◆ What is being asked ◆
Retype the records in full, exactly as they stand.

◆ Input material ◆
____________________

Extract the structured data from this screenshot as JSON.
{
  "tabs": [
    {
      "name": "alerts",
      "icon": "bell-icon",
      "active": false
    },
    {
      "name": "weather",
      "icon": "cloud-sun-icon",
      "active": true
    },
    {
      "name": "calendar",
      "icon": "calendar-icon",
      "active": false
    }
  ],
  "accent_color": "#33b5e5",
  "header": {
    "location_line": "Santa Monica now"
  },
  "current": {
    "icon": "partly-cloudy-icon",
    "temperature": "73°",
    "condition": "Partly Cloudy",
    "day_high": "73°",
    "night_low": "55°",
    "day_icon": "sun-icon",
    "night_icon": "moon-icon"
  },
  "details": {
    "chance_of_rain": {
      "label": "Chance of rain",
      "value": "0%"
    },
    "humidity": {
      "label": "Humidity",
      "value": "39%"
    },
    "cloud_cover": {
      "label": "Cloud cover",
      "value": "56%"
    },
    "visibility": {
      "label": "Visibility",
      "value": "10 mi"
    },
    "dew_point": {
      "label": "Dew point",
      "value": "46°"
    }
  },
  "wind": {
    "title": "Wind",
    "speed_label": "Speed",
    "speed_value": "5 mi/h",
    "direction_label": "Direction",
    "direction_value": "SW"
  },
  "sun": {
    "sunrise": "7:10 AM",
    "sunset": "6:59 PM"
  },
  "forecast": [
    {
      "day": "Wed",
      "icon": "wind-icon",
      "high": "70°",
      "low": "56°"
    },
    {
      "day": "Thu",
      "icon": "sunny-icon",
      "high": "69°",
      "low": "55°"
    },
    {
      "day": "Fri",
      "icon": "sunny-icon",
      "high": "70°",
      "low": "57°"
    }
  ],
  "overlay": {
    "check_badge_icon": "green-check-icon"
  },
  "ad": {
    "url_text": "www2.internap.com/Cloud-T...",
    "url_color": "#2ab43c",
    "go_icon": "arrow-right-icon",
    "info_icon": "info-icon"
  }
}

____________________

◆ Answer to the problem ◆
Extract the structured data from this screenshot as JSON.
{
  "tabs": [
    {
      "name": "alerts",
      "icon": "bell-icon",
      "active": false
    },
    {
      "name": "weather",
      "icon": "cloud-sun-icon",
      "active": true
    },
    {
      "name": "calendar",
      "icon": "calendar-icon",
      "active": false
    }
  ],
  "accent_color": "#33b5e5",
  "header": {
    "location_line": "Santa Monica now"
  },
  "current": {
    "icon": "partly-cloudy-icon",
    "temperature": "73°",
    "condition": "Partly Cloudy",
    "day_high": "73°",
    "night_low": "55°",
    "day_icon": "sun-icon",
    "night_icon": "moon-icon"
  },
  "details": {
    "chance_of_rain": {
      "label": "Chance of rain",
      "value": "0%"
    },
    "humidity": {
      "label": "Humidity",
      "value": "39%"
    },
    "cloud_cover": {
      "label": "Cloud cover",
      "value": "56%"
    },
    "visibility": {
      "label": "Visibility",
      "value": "10 mi"
    },
    "dew_point": {
      "label": "Dew point",
      "value": "46°"
    }
  },
  "wind": {
    "title": "Wind",
    "speed_label": "Speed",
    "speed_value": "5 mi/h",
    "direction_label": "Direction",
    "direction_value": "SW"
  },
  "sun": {
    "sunrise": "7:10 AM",
    "sunset": "6:59 PM"
  },
  "forecast": [
    {
      "day": "Wed",
      "icon": "wind-icon",
      "high": "70°",
      "low": "56°"
    },
    {
      "day": "Thu",
      "icon": "sunny-icon",
      "high": "69°",
      "low": "55°"
    },
    {
      "day": "Fri",
      "icon": "sunny-icon",
      "high": "70°",
      "low": "57°"
    }
  ],
  "overlay": {
    "check_badge_icon": "green-check-icon"
  },
  "ad": {
    "url_text": "www2.internap.com/Cloud-T...",
    "url_color": "#2ab43c",
    "go_icon": "arrow-right-icon",
    "info_icon": "info-icon"
  }
}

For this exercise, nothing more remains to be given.